6) The importance of applying hot moist packs immediately to all treated areas is often not appreciated. Moist heat has many reflexes from the skin to deeper structures that are not fully understood. It helps greatly in preventing what might be regarded as post-exercise soreness then, and on the following day or two.
7) A frequent misconception is that the vapocoolant spray, passive-stretch procedure is as simple to perform as it looks. It is not. It requires great manual dexterity of the operator in applying the stretch force and a knowledge of muscle anatomy in applying the slow sweeps of the vapocoolant over the muscle. Awareness of the degree of voluntary relaxation achieved by the patient is essential to success. The procedure can not be done in a hurry.

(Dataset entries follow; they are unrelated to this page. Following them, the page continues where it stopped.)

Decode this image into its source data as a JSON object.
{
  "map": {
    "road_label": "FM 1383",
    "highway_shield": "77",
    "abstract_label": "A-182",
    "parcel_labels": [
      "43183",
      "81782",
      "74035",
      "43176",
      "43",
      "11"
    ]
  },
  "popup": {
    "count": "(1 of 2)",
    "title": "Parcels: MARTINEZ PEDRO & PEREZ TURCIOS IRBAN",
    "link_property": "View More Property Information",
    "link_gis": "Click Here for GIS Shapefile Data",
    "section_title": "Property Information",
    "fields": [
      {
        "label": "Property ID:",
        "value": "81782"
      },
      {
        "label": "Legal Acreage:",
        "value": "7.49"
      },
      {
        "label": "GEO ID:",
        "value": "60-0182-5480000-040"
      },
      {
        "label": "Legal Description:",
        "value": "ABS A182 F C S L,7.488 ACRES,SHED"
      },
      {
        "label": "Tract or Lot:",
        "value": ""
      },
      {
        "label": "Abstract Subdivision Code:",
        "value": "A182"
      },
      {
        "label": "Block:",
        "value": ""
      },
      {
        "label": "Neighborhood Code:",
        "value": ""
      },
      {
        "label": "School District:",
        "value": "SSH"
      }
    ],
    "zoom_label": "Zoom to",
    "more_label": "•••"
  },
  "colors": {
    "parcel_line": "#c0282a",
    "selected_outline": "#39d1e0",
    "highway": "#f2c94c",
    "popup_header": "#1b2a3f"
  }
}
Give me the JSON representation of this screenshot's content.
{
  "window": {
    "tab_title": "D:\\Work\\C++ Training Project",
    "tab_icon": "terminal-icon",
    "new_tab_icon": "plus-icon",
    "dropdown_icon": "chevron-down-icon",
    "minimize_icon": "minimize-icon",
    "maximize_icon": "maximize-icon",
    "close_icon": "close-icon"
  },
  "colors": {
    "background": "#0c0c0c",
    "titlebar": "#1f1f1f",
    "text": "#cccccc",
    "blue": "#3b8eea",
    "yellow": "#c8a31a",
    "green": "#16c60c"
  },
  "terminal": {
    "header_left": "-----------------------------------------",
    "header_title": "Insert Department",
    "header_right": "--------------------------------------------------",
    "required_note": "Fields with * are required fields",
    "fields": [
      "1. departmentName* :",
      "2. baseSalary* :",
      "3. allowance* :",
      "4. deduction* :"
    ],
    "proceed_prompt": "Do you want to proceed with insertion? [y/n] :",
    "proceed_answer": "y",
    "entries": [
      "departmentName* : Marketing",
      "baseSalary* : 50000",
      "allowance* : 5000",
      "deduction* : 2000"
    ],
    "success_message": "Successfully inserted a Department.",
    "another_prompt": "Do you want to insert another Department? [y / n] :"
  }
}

8) The use of immobilization is subject to misconception in relation to the myofascial pain syndromes. While it may be necessary for a period of time in the treatment of fractures or surgery for a ruptured intervertebral disc or joint repair, the shorter the period of immobility, the better for the skeletal muscles. In fact, in experimental knee fractures it has been shown that the articular cartilage heals faster when the joint is passively moved, continuously without weight-bearing, than when it is immobilized. Furthermore, if a muscle which is completely at rest (electrically silent) is held immobile, within 15 – 20 minutes motor unit activity, that is, true spasm, develops; electrical silence (relaxation) is restored at once by a quick isotonic movement (Lundervold 1951). So if a person fidgets, remember that it is probably relaxing to the muscles.
9) The false assumption is sometimes made that the condition could not be a myofascial syndrome because there is no obvious restriction of motion. However, some muscles are long and slack, and cross more than one joint, so that the related limitation of motion is not obvious unless specifically tested, as in the case of the rectus femoris of the quadriceps, sternocleidomastoid, latissimus dorsi, and triceps brachii muscles.
10) The commonest misconception perhaps is that if one or two muscles have responded to specific trigger point therapy, the job is done. The primary trigger point of the functional, or myotatic unit may be overlooked, including both agonists and antagonists.